Why Is It Important That Modern Genetics Supports the Theory of Evolution?


Jane Flores

In recent years, modern genetics has played a significant role in supporting the theory of evolution. The study of genetics provides us with a deeper understanding of the mechanisms behind evolution and helps us to appreciate the complexity and diversity of life on Earth. Let’s take a closer look at why it’s important that modern genetics supports the theory of evolution.

What is Evolution?

Evolution is the process by which different species of living organisms develop and change over time. According to the theory of evolution, all living things share a common ancestry and have evolved from a single organism that lived billions of years ago. This means that all living things on Earth today are related to each other in some way.

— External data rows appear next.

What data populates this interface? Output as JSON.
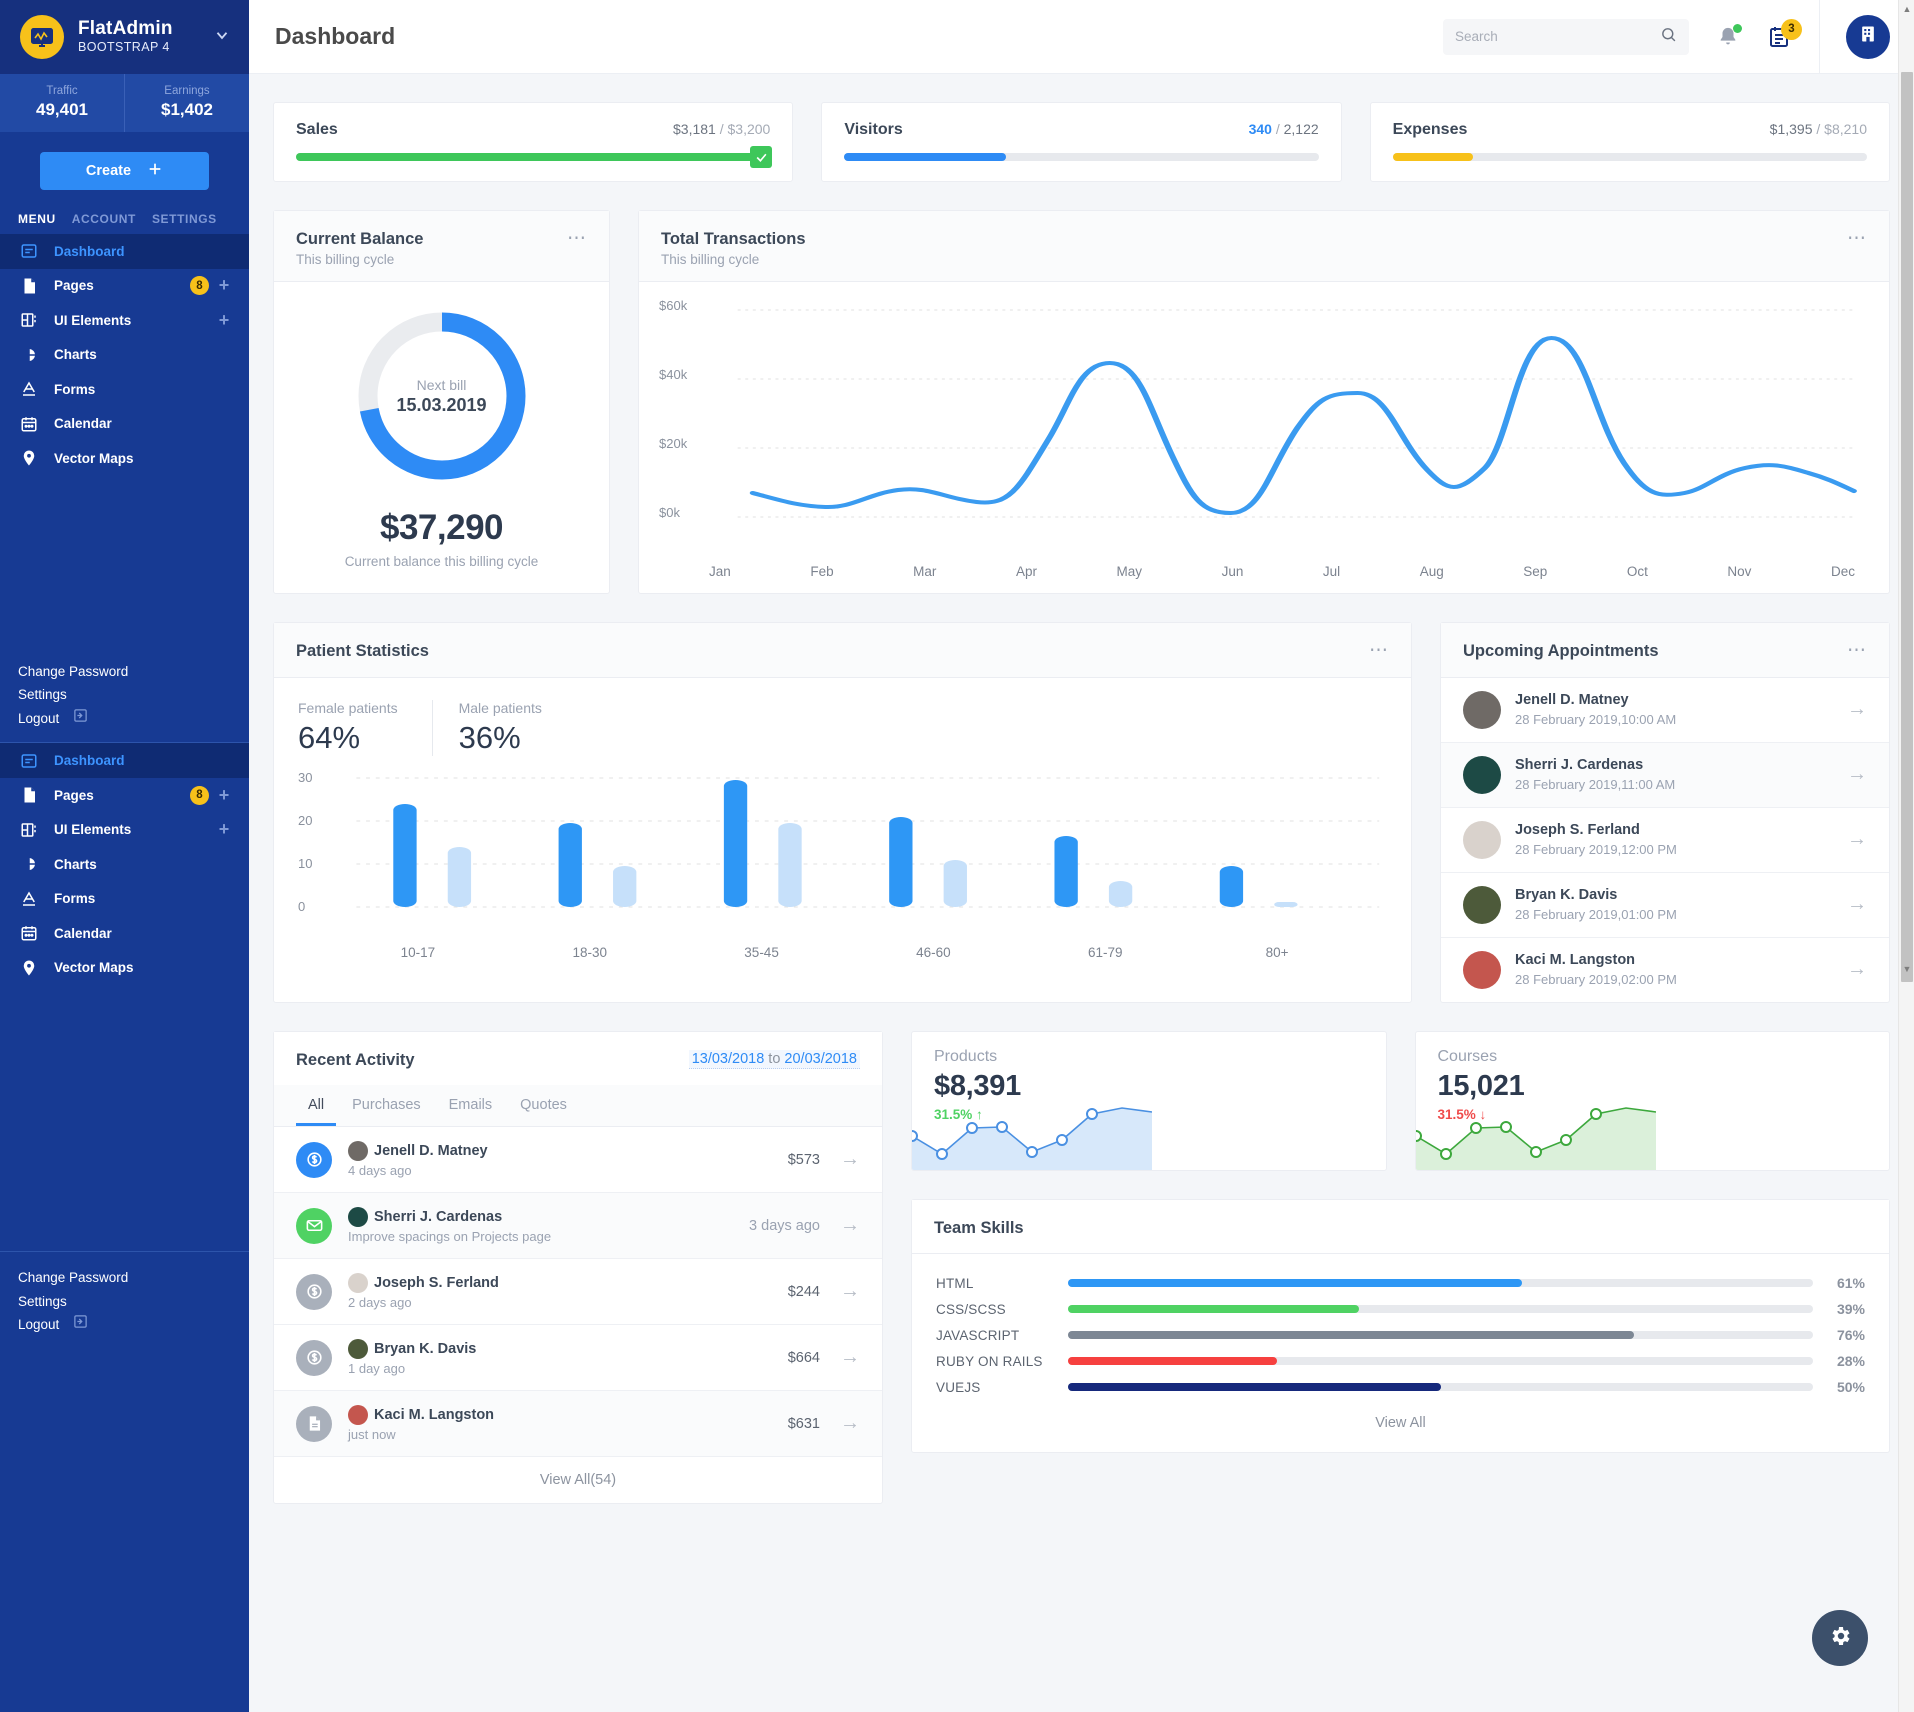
{
  "sidebar": {
    "brand": {
      "title": "FlatAdmin",
      "subtitle": "BOOTSTRAP 4",
      "logo_icon": "monitor-chart-icon",
      "caret_icon": "chevron-down-icon"
    },
    "stats": [
      {
        "label": "Traffic",
        "value": "49,401"
      },
      {
        "label": "Earnings",
        "value": "$1,402"
      }
    ],
    "create_label": "Create",
    "create_icon": "plus-icon",
    "navtabs": [
      {
        "label": "MENU",
        "active": true
      },
      {
        "label": "ACCOUNT",
        "active": false
      },
      {
        "label": "SETTINGS",
        "active": false
      }
    ],
    "menu": [
      {
        "label": "Dashboard",
        "icon": "dashboard-icon",
        "active": true,
        "badge": "",
        "plus": false
      },
      {
        "label": "Pages",
        "icon": "file-icon",
        "active": false,
        "badge": "8",
        "plus": true
      },
      {
        "label": "UI Elements",
        "icon": "grid-icon",
        "active": false,
        "badge": "",
        "plus": true
      },
      {
        "label": "Charts",
        "icon": "pie-chart-icon",
        "active": false,
        "badge": "",
        "plus": false
      },
      {
        "label": "Forms",
        "icon": "text-format-icon",
        "active": false,
        "badge": "",
        "plus": false
      },
      {
        "label": "Calendar",
        "icon": "calendar-icon",
        "active": false,
        "badge": "",
        "plus": false
      },
      {
        "label": "Vector Maps",
        "icon": "map-pin-icon",
        "active": false,
        "badge": "",
        "plus": false
      }
    ],
    "account_links": [
      {
        "label": "Change Password",
        "icon": ""
      },
      {
        "label": "Settings",
        "icon": ""
      },
      {
        "label": "Logout",
        "icon": "logout-icon"
      }
    ]
  },
  "topbar": {
    "page_title": "Dashboard",
    "search_placeholder": "Search",
    "search_value": "",
    "search_icon": "search-icon",
    "bell_icon": "bell-icon",
    "calendar_icon": "calendar-icon",
    "calendar_badge": "3",
    "avatar_icon": "building-icon"
  },
  "progress_cards": [
    {
      "name": "Sales",
      "current": "$3,181",
      "sep": " / ",
      "total": "$3,200",
      "percent": 99,
      "color": "#3ec75a",
      "highlight_current": false,
      "complete": true,
      "check_icon": "check-icon"
    },
    {
      "name": "Visitors",
      "current": "340",
      "sep": " / ",
      "total": "2,122",
      "percent": 34,
      "color": "#2e8bf5",
      "highlight_current": true,
      "complete": false,
      "check_icon": ""
    },
    {
      "name": "Expenses",
      "current": "$1,395",
      "sep": " / ",
      "total": "$8,210",
      "percent": 17,
      "color": "#f7c11a",
      "highlight_current": false,
      "complete": false,
      "check_icon": ""
    }
  ],
  "balance_card": {
    "title": "Current Balance",
    "subtitle": "This billing cycle",
    "menu_icon": "more-horizontal-icon",
    "donut_label": "Next bill",
    "donut_value": "15.03.2019",
    "donut_percent": 72,
    "donut_color": "#2e8bf5",
    "donut_track_color": "#eaecef",
    "amount": "$37,290",
    "note": "Current balance this billing cycle"
  },
  "transactions_card": {
    "title": "Total Transactions",
    "subtitle": "This billing cycle",
    "menu_icon": "more-horizontal-icon"
  },
  "patient_card": {
    "title": "Patient Statistics",
    "menu_icon": "more-horizontal-icon",
    "female_label": "Female patients",
    "female_value": "64%",
    "male_label": "Male patients",
    "male_value": "36%"
  },
  "appointments_card": {
    "title": "Upcoming Appointments",
    "menu_icon": "more-horizontal-icon",
    "items": [
      {
        "name": "Jenell D. Matney",
        "time": "28 February 2019,10:00 AM",
        "avatar": "#6f6a66",
        "arrow_icon": "arrow-right-icon"
      },
      {
        "name": "Sherri J. Cardenas",
        "time": "28 February 2019,11:00 AM",
        "avatar": "#1d4a45",
        "arrow_icon": "arrow-right-icon"
      },
      {
        "name": "Joseph S. Ferland",
        "time": "28 February 2019,12:00 PM",
        "avatar": "#d9d2cc",
        "arrow_icon": "arrow-right-icon"
      },
      {
        "name": "Bryan K. Davis",
        "time": "28 February 2019,01:00 PM",
        "avatar": "#4d5a3a",
        "arrow_icon": "arrow-right-icon"
      },
      {
        "name": "Kaci M. Langston",
        "time": "28 February 2019,02:00 PM",
        "avatar": "#c4564e",
        "arrow_icon": "arrow-right-icon"
      }
    ]
  },
  "activity_card": {
    "title": "Recent Activity",
    "date_from": "13/03/2018",
    "date_to_label": "to",
    "date_to": "20/03/2018",
    "tabs": [
      {
        "label": "All",
        "active": true
      },
      {
        "label": "Purchases",
        "active": false
      },
      {
        "label": "Emails",
        "active": false
      },
      {
        "label": "Quotes",
        "active": false
      }
    ],
    "items": [
      {
        "name": "Jenell D. Matney",
        "sub": "4 days ago",
        "right": "$573",
        "right_muted": false,
        "icon": "dollar-icon",
        "icon_bg": "#2e8bf5",
        "avatar": "#6f6a66",
        "arrow_icon": "arrow-right-icon"
      },
      {
        "name": "Sherri J. Cardenas",
        "sub": "Improve spacings on Projects page",
        "right": "3 days ago",
        "right_muted": true,
        "icon": "envelope-icon",
        "icon_bg": "#4fd263",
        "avatar": "#1d4a45",
        "arrow_icon": "arrow-right-icon"
      },
      {
        "name": "Joseph S. Ferland",
        "sub": "2 days ago",
        "right": "$244",
        "right_muted": false,
        "icon": "dollar-icon",
        "icon_bg": "#a9b0bb",
        "avatar": "#d9d2cc",
        "arrow_icon": "arrow-right-icon"
      },
      {
        "name": "Bryan K. Davis",
        "sub": "1 day ago",
        "right": "$664",
        "right_muted": false,
        "icon": "dollar-icon",
        "icon_bg": "#a9b0bb",
        "avatar": "#4d5a3a",
        "arrow_icon": "arrow-right-icon"
      },
      {
        "name": "Kaci M. Langston",
        "sub": "just now",
        "right": "$631",
        "right_muted": false,
        "icon": "document-icon",
        "icon_bg": "#a9b0bb",
        "avatar": "#c4564e",
        "arrow_icon": "arrow-right-icon"
      }
    ],
    "view_all": "View All(54)"
  },
  "mini_cards": [
    {
      "title": "Products",
      "value": "$8,391",
      "delta": "31.5%",
      "delta_dir": "up",
      "delta_icon": "arrow-up-icon",
      "delta_color": "#4fd263",
      "line_color": "#4a90e2",
      "fill_color": "#d7e8fa"
    },
    {
      "title": "Courses",
      "value": "15,021",
      "delta": "31.5%",
      "delta_dir": "down",
      "delta_icon": "arrow-down-icon",
      "delta_color": "#ef4b4b",
      "line_color": "#3da83d",
      "fill_color": "#dbf0da"
    }
  ],
  "team_skills": {
    "title": "Team Skills",
    "view_all": "View All",
    "skills": [
      {
        "name": "HTML",
        "percent": 61,
        "label": "61%",
        "color": "#2e97f5"
      },
      {
        "name": "CSS/SCSS",
        "percent": 39,
        "label": "39%",
        "color": "#4fd263"
      },
      {
        "name": "JAVASCRIPT",
        "percent": 76,
        "label": "76%",
        "color": "#7d8794"
      },
      {
        "name": "RUBY ON RAILS",
        "percent": 28,
        "label": "28%",
        "color": "#f6403f"
      },
      {
        "name": "VUEJS",
        "percent": 50,
        "label": "50%",
        "color": "#16297c"
      }
    ]
  },
  "fab": {
    "icon": "gear-icon"
  },
  "chart_data": [
    {
      "type": "line",
      "title": "Total Transactions",
      "subtitle": "This billing cycle",
      "xlabel": "",
      "ylabel": "",
      "categories": [
        "Jan",
        "Feb",
        "Mar",
        "Apr",
        "May",
        "Jun",
        "Jul",
        "Aug",
        "Sep",
        "Oct",
        "Nov",
        "Dec"
      ],
      "ytick_labels": [
        "$0k",
        "$20k",
        "$40k",
        "$60k"
      ],
      "ytick_values": [
        0,
        20000,
        40000,
        60000
      ],
      "ylim": [
        0,
        60000
      ],
      "grid": true,
      "legend": "none",
      "series": [
        {
          "name": "Transactions",
          "color": "#3a9bf0",
          "values": [
            7000,
            4500,
            8200,
            4600,
            44500,
            3500,
            36000,
            13500,
            55000,
            18000,
            24000,
            20000
          ]
        }
      ]
    },
    {
      "type": "bar",
      "title": "Patient Statistics",
      "xlabel": "",
      "ylabel": "",
      "categories": [
        "10-17",
        "18-30",
        "35-45",
        "46-60",
        "61-79",
        "80+"
      ],
      "ytick_labels": [
        "0",
        "10",
        "20",
        "30"
      ],
      "ylim": [
        0,
        30
      ],
      "grid": true,
      "legend": "none",
      "series": [
        {
          "name": "Female patients",
          "color": "#2e97f5",
          "values": [
            24,
            19.5,
            29.5,
            21,
            16.5,
            9.5
          ]
        },
        {
          "name": "Male patients",
          "color": "#c6e0fa",
          "values": [
            14,
            9.5,
            19.5,
            11,
            6,
            1
          ]
        }
      ]
    },
    {
      "type": "area",
      "title": "Products",
      "categories": [
        "1",
        "2",
        "3",
        "4",
        "5",
        "6",
        "7",
        "8"
      ],
      "values": [
        42,
        18,
        55,
        56,
        20,
        38,
        78,
        90
      ],
      "ylim": [
        0,
        100
      ],
      "grid": false,
      "legend": "none",
      "series": [
        {
          "name": "Products",
          "color": "#4a90e2",
          "values": [
            42,
            18,
            55,
            56,
            20,
            38,
            78,
            90
          ]
        }
      ]
    },
    {
      "type": "area",
      "title": "Courses",
      "categories": [
        "1",
        "2",
        "3",
        "4",
        "5",
        "6",
        "7",
        "8"
      ],
      "values": [
        42,
        18,
        55,
        56,
        20,
        38,
        78,
        90
      ],
      "ylim": [
        0,
        100
      ],
      "grid": false,
      "legend": "none",
      "series": [
        {
          "name": "Courses",
          "color": "#3da83d",
          "values": [
            42,
            18,
            55,
            56,
            20,
            38,
            78,
            90
          ]
        }
      ]
    },
    {
      "type": "bar",
      "title": "Team Skills",
      "categories": [
        "HTML",
        "CSS/SCSS",
        "JAVASCRIPT",
        "RUBY ON RAILS",
        "VUEJS"
      ],
      "values": [
        61,
        39,
        76,
        28,
        50
      ],
      "ylim": [
        0,
        100
      ],
      "grid": false,
      "legend": "none"
    },
    {
      "type": "pie",
      "title": "Current Balance",
      "labels": [
        "Used",
        "Remaining"
      ],
      "values": [
        72,
        28
      ],
      "colors": [
        "#2e8bf5",
        "#eaecef"
      ],
      "center_label": "Next bill",
      "center_value": "15.03.2019"
    }
  ]
}
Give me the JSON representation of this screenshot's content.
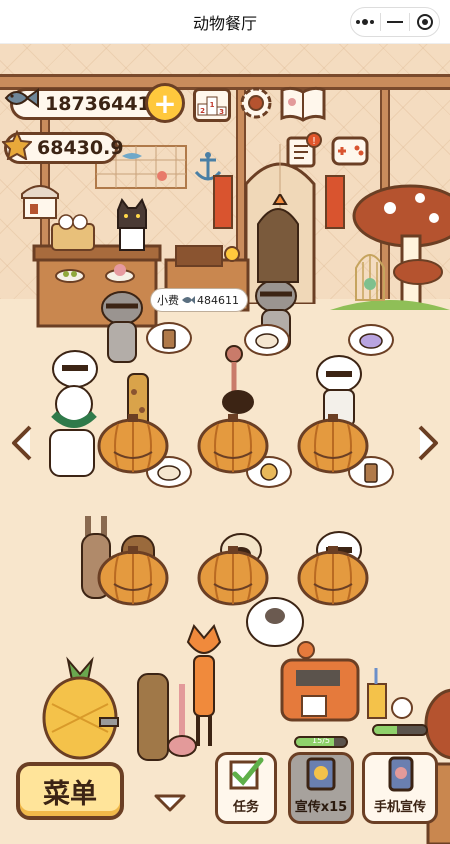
{
  "window": {
    "title": "动物餐厅",
    "capsule": {
      "more_icon": "more-dots-icon",
      "minimize_icon": "minimize-icon",
      "close_icon": "target-circle-icon"
    }
  },
  "hud": {
    "fish_coins": "18736441",
    "stars": "68430.9",
    "add_label": "+"
  },
  "tip": {
    "label": "小费",
    "amount": "484611"
  },
  "bottom": {
    "menu_label": "菜单",
    "task_label": "任务",
    "promo_label": "宣传x15",
    "promo_progress_text": "15/5",
    "promo_progress": 0.75,
    "phone_label": "手机宣传",
    "phone_progress": 0.45
  },
  "colors": {
    "outline": "#6b3f24",
    "pumpkin": "#e49a3f",
    "cream": "#fff7ec",
    "gold": "#ffc83d",
    "green": "#8fd16b"
  }
}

What is Genetics?

Genetics is the study of how traits are passed down from one generation to another. Genes are segments of DNA that determine an organism’s traits, such as eye color or height. Scientists use genetics to understand how these genes work and how they influence an organism’s physical characteristics.

How Does Genetics Support Evolution?

One of the key ways that genetics supports the theory of evolution is through the study of DNA. DNA contains all the genetic information needed for an organism to develop and function properly. By comparing the DNA sequences of different species, scientists can determine how closely related they are to each other.

For example, humans share approximately 98% of our DNA with chimpanzees, which indicates that we share a common ancestor. This supports the idea that humans and chimpanzees have evolved from a common ancestor over millions of years.


Another way that genetics supports evolution is through mutations. Mutations are changes in genetic material (DNA) that can occur naturally or as a result of environmental factors such as radiation or chemicals. Some mutations can be harmful, but others can provide an advantage in certain environments.

Over time, beneficial mutations can accumulate in a population, leading to the development of new traits and even new species. This process is known as natural selection and is a cornerstone of the theory of evolution.

Genetic Drift

Genetic drift is another factor that supports evolution. Genetic drift occurs when random events cause changes in the frequency of genes in a population. For example, a small group of individuals may become isolated from the rest of the population and start their own colony.

Over time, genetic drift can cause these isolated populations to evolve differently from the parent population, leading to the development of new species.


In conclusion, modern genetics plays a crucial role in supporting the theory of evolution. By studying DNA, mutations, and genetic drift, scientists can gain a better understanding of how living organisms have evolved over time. This knowledge not only helps us appreciate the diversity of life on Earth but also provides valuable insights into how we can protect and conserve it for future generations.